● Aim of the task
Line by line, repeat all the material exactly as it appears.
****
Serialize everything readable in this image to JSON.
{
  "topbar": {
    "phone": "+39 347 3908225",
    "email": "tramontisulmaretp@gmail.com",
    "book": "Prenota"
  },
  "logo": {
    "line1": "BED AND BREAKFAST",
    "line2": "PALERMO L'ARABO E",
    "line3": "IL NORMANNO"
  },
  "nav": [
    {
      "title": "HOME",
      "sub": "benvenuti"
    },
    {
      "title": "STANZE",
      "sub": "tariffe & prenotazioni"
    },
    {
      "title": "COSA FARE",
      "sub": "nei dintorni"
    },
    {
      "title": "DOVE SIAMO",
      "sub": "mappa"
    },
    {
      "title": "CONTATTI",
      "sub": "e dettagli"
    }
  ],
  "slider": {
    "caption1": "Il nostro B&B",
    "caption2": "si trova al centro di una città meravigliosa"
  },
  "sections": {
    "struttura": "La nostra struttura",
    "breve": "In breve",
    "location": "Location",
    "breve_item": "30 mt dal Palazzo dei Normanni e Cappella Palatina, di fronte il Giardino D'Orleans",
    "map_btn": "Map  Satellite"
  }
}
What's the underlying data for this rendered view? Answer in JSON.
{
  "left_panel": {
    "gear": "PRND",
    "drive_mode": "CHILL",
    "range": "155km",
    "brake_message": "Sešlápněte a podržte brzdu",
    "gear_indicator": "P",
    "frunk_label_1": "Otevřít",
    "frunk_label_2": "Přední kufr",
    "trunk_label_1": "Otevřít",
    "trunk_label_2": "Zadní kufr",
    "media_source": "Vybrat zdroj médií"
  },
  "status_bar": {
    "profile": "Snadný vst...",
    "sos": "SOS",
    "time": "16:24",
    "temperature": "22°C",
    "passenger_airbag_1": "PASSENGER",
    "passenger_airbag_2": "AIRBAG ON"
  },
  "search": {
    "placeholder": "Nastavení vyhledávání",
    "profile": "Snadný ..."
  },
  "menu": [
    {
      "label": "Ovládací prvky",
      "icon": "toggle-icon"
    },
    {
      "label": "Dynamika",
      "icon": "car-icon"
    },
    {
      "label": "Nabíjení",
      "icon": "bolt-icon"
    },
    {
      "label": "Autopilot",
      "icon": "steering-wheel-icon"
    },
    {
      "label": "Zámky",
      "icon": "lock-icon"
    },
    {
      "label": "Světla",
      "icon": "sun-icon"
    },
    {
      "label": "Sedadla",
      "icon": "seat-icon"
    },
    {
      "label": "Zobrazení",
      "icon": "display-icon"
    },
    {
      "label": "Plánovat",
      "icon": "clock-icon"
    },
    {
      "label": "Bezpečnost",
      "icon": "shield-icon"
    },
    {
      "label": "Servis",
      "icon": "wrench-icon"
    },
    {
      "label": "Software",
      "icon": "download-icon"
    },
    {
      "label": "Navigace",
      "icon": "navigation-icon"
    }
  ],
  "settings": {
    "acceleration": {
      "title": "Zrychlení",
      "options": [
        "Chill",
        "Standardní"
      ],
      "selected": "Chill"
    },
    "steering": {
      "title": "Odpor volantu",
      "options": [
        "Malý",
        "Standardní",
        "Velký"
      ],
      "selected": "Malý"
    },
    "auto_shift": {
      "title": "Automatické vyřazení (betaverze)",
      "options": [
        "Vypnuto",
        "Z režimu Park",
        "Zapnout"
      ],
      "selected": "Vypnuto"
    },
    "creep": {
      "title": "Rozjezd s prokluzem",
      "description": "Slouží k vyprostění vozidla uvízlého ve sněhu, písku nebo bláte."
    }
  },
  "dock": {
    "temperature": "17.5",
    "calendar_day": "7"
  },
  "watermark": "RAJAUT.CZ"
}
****
● Exercise response
Serialize everything readable in this image to JSON.
{
  "topbar": {
    "phone": "+39 347 3908225",
    "email": "tramontisulmaretp@gmail.com",
    "book": "Prenota"
  },
  "logo": {
    "line1": "BED AND BREAKFAST",
    "line2": "PALERMO L'ARABO E",
    "line3": "IL NORMANNO"
  },
  "nav": [
    {
      "title": "HOME",
      "sub": "benvenuti"
    },
    {
      "title": "STANZE",
      "sub": "tariffe & prenotazioni"
    },
    {
      "title": "COSA FARE",
      "sub": "nei dintorni"
    },
    {
      "title": "DOVE SIAMO",
      "sub": "mappa"
    },
    {
      "title": "CONTATTI",
      "sub": "e dettagli"
    }
  ],
  "slider": {
    "caption1": "Il nostro B&B",
    "caption2": "si trova al centro di una città meravigliosa"
  },
  "sections": {
    "struttura": "La nostra struttura",
    "breve": "In breve",
    "location": "Location",
    "breve_item": "30 mt dal Palazzo dei Normanni e Cappella Palatina, di fronte il Giardino D'Orleans",
    "map_btn": "Map  Satellite"
  }
}
What's the underlying data for this rendered view? Answer in JSON.
{
  "left_panel": {
    "gear": "PRND",
    "drive_mode": "CHILL",
    "range": "155km",
    "brake_message": "Sešlápněte a podržte brzdu",
    "gear_indicator": "P",
    "frunk_label_1": "Otevřít",
    "frunk_label_2": "Přední kufr",
    "trunk_label_1": "Otevřít",
    "trunk_label_2": "Zadní kufr",
    "media_source": "Vybrat zdroj médií"
  },
  "status_bar": {
    "profile": "Snadný vst...",
    "sos": "SOS",
    "time": "16:24",
    "temperature": "22°C",
    "passenger_airbag_1": "PASSENGER",
    "passenger_airbag_2": "AIRBAG ON"
  },
  "search": {
    "placeholder": "Nastavení vyhledávání",
    "profile": "Snadný ..."
  },
  "menu": [
    {
      "label": "Ovládací prvky",
      "icon": "toggle-icon"
    },
    {
      "label": "Dynamika",
      "icon": "car-icon"
    },
    {
      "label": "Nabíjení",
      "icon": "bolt-icon"
    },
    {
      "label": "Autopilot",
      "icon": "steering-wheel-icon"
    },
    {
      "label": "Zámky",
      "icon": "lock-icon"
    },
    {
      "label": "Světla",
      "icon": "sun-icon"
    },
    {
      "label": "Sedadla",
      "icon": "seat-icon"
    },
    {
      "label": "Zobrazení",
      "icon": "display-icon"
    },
    {
      "label": "Plánovat",
      "icon": "clock-icon"
    },
    {
      "label": "Bezpečnost",
      "icon": "shield-icon"
    },
    {
      "label": "Servis",
      "icon": "wrench-icon"
    },
    {
      "label": "Software",
      "icon": "download-icon"
    },
    {
      "label": "Navigace",
      "icon": "navigation-icon"
    }
  ],
  "settings": {
    "acceleration": {
      "title": "Zrychlení",
      "options": [
        "Chill",
        "Standardní"
      ],
      "selected": "Chill"
    },
    "steering": {
      "title": "Odpor volantu",
      "options": [
        "Malý",
        "Standardní",
        "Velký"
      ],
      "selected": "Malý"
    },
    "auto_shift": {
      "title": "Automatické vyřazení (betaverze)",
      "options": [
        "Vypnuto",
        "Z režimu Park",
        "Zapnout"
      ],
      "selected": "Vypnuto"
    },
    "creep": {
      "title": "Rozjezd s prokluzem",
      "description": "Slouží k vyprostění vozidla uvízlého ve sněhu, písku nebo bláte."
    }
  },
  "dock": {
    "temperature": "17.5",
    "calendar_day": "7"
  },
  "watermark": "RAJAUT.CZ"
}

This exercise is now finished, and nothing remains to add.